Translated from Russian by MetaQuotes Software Corp.
Original article: https://www.mql5.com/ru/articles/642

Attached files |
Step on New Rails: Custom Indicators in MQL5 Step on New Rails: Custom Indicators in MQL5

I will not list all of the new possibilities and features of the new terminal and language. They are numerous, and some novelties are worth the discussion in a separate article. Also there is no code here, written with object-oriented programming, it is a too serous topic to be simply mentioned in a context as additional advantages for developers. In this article we will consider the indicators, their structure, drawing, types and their programming details, as compared to MQL4. I hope that this article will be useful both for beginners and experienced developers, maybe some of them will find something new.

Here Comes the New MetaTrader 5 and MQL5 Here Comes the New MetaTrader 5 and MQL5

This is just a brief review of MetaTrader 5. I can't describe all the system's new features for such a short time period - the testing started on 2009.09.09. This is a symbolical date, and I am sure it will be a lucky number. A few days have passed since I got the beta version of the MetaTrader 5 terminal and MQL5. I haven't managed to try all its features, but I am already impressed.

Portfolio trading in MetaTrader 4 Portfolio trading in MetaTrader 4

The article reveals the portfolio trading principles and their application to Forex market. A few simple mathematical portfolio arrangement models are considered. The article contains examples of practical implementation of the portfolio trading in MetaTrader 4: portfolio indicator and Expert Advisor for semi-automated trading. The elements of trading strategies, as well as their advantages and pitfalls are described.

False trigger protection for Trading Robot False trigger protection for Trading Robot

Profitability of trading systems is defined not only by logic and precision of analyzing the financial instrument dynamics, but also by the quality of the performance algorithm of this logic.

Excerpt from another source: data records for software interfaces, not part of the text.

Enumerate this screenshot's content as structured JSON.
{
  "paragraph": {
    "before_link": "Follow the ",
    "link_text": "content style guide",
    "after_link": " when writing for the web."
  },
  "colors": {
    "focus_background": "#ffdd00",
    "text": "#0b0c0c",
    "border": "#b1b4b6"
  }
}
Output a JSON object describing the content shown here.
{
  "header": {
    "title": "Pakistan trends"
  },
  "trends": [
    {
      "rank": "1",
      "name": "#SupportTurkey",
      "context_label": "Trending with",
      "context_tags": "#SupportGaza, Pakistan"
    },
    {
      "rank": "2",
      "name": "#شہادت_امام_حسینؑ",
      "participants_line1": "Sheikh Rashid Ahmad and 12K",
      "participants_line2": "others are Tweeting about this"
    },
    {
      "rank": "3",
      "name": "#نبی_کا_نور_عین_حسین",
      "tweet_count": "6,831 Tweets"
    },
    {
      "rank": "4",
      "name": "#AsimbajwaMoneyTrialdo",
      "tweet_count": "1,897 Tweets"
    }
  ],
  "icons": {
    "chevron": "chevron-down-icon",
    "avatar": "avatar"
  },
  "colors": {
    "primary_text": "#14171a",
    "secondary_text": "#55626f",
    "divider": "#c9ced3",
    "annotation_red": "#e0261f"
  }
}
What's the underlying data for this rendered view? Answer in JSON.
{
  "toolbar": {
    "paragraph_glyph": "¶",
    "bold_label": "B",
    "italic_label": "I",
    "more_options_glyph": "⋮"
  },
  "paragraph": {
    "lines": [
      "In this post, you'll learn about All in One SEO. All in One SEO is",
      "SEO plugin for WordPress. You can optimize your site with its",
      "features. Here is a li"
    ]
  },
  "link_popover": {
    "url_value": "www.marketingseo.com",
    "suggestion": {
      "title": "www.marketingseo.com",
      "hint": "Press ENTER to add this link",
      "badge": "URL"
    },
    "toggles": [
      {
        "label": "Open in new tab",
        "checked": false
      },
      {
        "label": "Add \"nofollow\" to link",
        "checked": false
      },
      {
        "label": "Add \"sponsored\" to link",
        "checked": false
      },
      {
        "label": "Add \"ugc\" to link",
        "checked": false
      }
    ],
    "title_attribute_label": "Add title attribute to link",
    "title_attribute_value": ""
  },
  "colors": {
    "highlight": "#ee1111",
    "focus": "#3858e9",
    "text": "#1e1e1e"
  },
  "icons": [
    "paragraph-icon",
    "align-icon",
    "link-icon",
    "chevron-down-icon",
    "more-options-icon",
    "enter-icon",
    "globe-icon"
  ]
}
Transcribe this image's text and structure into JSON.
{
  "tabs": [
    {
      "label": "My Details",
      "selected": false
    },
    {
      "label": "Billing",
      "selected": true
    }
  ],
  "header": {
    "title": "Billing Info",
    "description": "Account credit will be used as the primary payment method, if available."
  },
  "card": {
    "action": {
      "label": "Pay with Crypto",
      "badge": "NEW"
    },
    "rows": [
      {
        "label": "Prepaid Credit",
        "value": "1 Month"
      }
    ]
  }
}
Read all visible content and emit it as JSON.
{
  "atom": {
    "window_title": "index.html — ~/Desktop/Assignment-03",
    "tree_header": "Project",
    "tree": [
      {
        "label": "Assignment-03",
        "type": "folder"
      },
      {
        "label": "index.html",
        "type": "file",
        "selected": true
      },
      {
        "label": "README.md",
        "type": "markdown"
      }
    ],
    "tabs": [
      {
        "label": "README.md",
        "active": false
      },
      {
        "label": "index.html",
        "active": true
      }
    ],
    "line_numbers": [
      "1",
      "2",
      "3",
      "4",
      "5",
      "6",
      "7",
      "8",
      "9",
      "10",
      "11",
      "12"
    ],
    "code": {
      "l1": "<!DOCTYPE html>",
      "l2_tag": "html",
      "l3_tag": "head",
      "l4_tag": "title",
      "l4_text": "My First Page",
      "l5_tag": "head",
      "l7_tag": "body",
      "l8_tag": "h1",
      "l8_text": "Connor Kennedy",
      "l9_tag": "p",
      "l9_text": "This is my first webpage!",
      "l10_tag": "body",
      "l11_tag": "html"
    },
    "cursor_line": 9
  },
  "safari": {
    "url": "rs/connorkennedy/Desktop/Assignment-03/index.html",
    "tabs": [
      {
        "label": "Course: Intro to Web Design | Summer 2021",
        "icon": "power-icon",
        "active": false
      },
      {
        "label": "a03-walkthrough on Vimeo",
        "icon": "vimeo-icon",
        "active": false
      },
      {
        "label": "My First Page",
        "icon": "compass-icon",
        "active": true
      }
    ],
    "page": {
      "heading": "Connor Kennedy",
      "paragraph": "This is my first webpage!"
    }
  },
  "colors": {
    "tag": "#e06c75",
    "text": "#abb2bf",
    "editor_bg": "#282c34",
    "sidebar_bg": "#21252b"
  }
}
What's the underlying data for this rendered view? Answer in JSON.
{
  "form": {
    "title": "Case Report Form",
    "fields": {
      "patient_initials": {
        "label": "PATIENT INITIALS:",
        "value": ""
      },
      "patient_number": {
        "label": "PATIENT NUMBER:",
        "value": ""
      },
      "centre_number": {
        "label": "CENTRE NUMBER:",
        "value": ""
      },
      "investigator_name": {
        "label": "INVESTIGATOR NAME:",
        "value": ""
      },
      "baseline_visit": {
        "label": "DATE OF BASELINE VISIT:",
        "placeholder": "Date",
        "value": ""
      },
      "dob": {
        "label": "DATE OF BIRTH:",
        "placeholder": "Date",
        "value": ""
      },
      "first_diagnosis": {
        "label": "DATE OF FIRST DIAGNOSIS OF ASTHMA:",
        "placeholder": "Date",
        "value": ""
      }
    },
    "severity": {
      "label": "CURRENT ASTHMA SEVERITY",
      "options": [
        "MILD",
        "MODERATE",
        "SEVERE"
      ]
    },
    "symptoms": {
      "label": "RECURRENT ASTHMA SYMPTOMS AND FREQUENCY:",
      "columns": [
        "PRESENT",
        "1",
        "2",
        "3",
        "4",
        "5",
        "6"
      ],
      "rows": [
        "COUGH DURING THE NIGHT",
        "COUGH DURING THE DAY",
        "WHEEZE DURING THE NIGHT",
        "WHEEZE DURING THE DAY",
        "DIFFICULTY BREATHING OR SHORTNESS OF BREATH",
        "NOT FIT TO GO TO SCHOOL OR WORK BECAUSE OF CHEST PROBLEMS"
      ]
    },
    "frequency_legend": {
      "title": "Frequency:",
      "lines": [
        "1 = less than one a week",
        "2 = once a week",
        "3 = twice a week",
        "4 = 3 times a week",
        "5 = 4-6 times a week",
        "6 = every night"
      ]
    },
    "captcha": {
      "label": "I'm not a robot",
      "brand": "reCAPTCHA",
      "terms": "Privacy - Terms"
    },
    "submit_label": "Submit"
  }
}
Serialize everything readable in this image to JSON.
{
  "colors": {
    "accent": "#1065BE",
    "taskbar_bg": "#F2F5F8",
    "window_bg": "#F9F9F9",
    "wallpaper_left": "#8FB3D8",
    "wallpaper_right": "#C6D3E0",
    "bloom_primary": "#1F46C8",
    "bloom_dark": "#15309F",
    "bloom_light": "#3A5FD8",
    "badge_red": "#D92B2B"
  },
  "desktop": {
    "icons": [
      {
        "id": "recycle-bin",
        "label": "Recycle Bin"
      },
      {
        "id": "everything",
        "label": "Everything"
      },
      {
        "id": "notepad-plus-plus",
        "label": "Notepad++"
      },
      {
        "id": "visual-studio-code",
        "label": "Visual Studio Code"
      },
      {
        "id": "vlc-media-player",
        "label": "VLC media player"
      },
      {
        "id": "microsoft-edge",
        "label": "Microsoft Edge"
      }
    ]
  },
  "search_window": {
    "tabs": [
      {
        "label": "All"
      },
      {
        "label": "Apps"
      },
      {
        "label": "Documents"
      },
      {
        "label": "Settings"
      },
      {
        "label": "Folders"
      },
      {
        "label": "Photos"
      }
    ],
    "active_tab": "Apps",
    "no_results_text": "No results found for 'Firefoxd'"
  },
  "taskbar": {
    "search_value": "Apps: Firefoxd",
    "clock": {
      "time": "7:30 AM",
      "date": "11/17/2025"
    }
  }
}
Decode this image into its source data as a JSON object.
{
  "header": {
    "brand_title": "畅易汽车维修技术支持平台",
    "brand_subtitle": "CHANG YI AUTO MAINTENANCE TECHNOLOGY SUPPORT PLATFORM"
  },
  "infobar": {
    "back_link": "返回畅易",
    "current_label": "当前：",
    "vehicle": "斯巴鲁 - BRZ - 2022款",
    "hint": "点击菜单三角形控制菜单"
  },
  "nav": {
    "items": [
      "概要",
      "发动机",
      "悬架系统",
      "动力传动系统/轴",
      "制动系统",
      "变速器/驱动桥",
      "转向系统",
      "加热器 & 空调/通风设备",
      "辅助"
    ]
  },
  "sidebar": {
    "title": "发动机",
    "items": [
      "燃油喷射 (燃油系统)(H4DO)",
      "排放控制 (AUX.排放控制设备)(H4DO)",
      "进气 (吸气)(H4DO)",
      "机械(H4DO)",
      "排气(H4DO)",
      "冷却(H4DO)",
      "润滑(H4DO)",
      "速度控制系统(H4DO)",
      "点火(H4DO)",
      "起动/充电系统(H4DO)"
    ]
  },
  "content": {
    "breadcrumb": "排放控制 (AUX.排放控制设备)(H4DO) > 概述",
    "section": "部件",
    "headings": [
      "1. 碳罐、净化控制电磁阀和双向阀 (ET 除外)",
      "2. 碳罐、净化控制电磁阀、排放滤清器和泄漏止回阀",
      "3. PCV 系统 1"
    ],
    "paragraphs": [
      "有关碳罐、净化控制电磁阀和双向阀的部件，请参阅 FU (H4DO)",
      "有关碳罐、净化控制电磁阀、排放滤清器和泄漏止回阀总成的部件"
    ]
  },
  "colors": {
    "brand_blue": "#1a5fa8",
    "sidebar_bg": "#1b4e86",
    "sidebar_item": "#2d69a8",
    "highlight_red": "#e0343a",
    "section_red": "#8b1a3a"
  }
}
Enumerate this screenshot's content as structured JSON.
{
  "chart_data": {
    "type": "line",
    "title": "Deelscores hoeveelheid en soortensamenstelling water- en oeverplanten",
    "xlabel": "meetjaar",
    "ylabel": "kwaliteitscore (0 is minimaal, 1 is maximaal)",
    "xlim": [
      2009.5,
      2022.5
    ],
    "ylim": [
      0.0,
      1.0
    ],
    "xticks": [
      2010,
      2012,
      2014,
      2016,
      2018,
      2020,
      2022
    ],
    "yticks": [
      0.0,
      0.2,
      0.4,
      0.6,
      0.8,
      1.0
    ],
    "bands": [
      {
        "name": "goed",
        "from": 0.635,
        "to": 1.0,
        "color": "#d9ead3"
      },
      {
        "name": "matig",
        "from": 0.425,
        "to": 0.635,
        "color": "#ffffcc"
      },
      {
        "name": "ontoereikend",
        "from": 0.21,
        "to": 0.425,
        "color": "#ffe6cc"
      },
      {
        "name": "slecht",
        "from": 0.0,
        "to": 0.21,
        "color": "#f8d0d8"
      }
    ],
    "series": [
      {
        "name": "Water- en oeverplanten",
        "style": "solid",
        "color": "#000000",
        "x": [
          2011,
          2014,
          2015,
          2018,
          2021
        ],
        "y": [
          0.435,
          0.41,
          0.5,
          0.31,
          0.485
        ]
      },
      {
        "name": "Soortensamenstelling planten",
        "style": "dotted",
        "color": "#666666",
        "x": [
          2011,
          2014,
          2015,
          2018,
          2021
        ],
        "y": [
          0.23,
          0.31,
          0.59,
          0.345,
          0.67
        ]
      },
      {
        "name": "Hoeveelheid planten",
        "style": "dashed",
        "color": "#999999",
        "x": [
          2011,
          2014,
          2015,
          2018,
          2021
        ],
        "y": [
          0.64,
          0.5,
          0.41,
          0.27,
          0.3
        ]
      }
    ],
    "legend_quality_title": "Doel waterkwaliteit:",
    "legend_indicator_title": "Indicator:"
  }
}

False trigger is typical for low quality performance of the main logic of a trading robot. Ways of solving the specified problem are considered in this article.